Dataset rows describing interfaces
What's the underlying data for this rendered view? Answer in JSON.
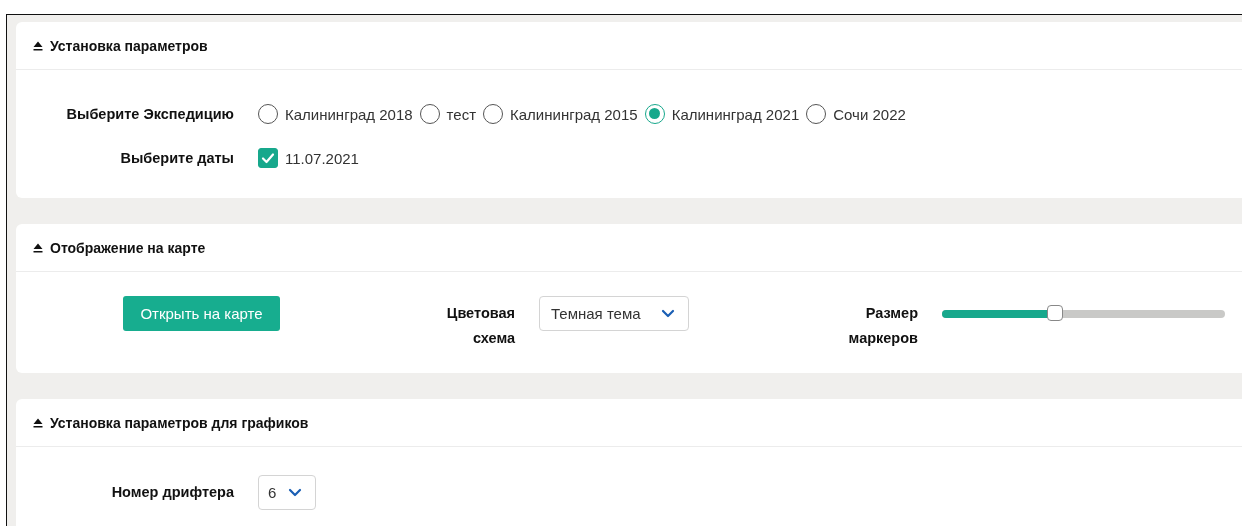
{
  "sections": [
    {
      "title": "Установка параметров",
      "expanded": true,
      "kind": "params",
      "expedition": {
        "label": "Выберите Экспедицию",
        "options": [
          {
            "label": "Калининград 2018",
            "selected": false
          },
          {
            "label": "тест",
            "selected": false
          },
          {
            "label": "Калининград 2015",
            "selected": false
          },
          {
            "label": "Калининград 2021",
            "selected": true
          },
          {
            "label": "Сочи 2022",
            "selected": false
          }
        ]
      },
      "dates": {
        "label": "Выберите даты",
        "options": [
          {
            "label": "11.07.2021",
            "checked": true
          }
        ]
      }
    },
    {
      "title": "Отображение на карте",
      "expanded": true,
      "kind": "map",
      "open_button": "Открыть на карте",
      "color_scheme": {
        "label": "Цветовая схема",
        "value": "Темная тема"
      },
      "marker_size": {
        "label": "Размер маркеров",
        "level": 0.4
      }
    },
    {
      "title": "Установка параметров для графиков",
      "expanded": true,
      "kind": "charts",
      "drifter": {
        "label": "Номер дрифтера",
        "value": "6"
      }
    }
  ]
}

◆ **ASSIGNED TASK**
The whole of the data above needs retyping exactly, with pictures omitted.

◆ **OUTPUT BELOW**
What's the underlying data for this rendered view? Answer in JSON.
{
  "sections": [
    {
      "title": "Установка параметров",
      "expanded": true,
      "kind": "params",
      "expedition": {
        "label": "Выберите Экспедицию",
        "options": [
          {
            "label": "Калининград 2018",
            "selected": false
          },
          {
            "label": "тест",
            "selected": false
          },
          {
            "label": "Калининград 2015",
            "selected": false
          },
          {
            "label": "Калининград 2021",
            "selected": true
          },
          {
            "label": "Сочи 2022",
            "selected": false
          }
        ]
      },
      "dates": {
        "label": "Выберите даты",
        "options": [
          {
            "label": "11.07.2021",
            "checked": true
          }
        ]
      }
    },
    {
      "title": "Отображение на карте",
      "expanded": true,
      "kind": "map",
      "open_button": "Открыть на карте",
      "color_scheme": {
        "label": "Цветовая схема",
        "value": "Темная тема"
      },
      "marker_size": {
        "label": "Размер маркеров",
        "level": 0.4
      }
    },
    {
      "title": "Установка параметров для графиков",
      "expanded": true,
      "kind": "charts",
      "drifter": {
        "label": "Номер дрифтера",
        "value": "6"
      }
    }
  ]
}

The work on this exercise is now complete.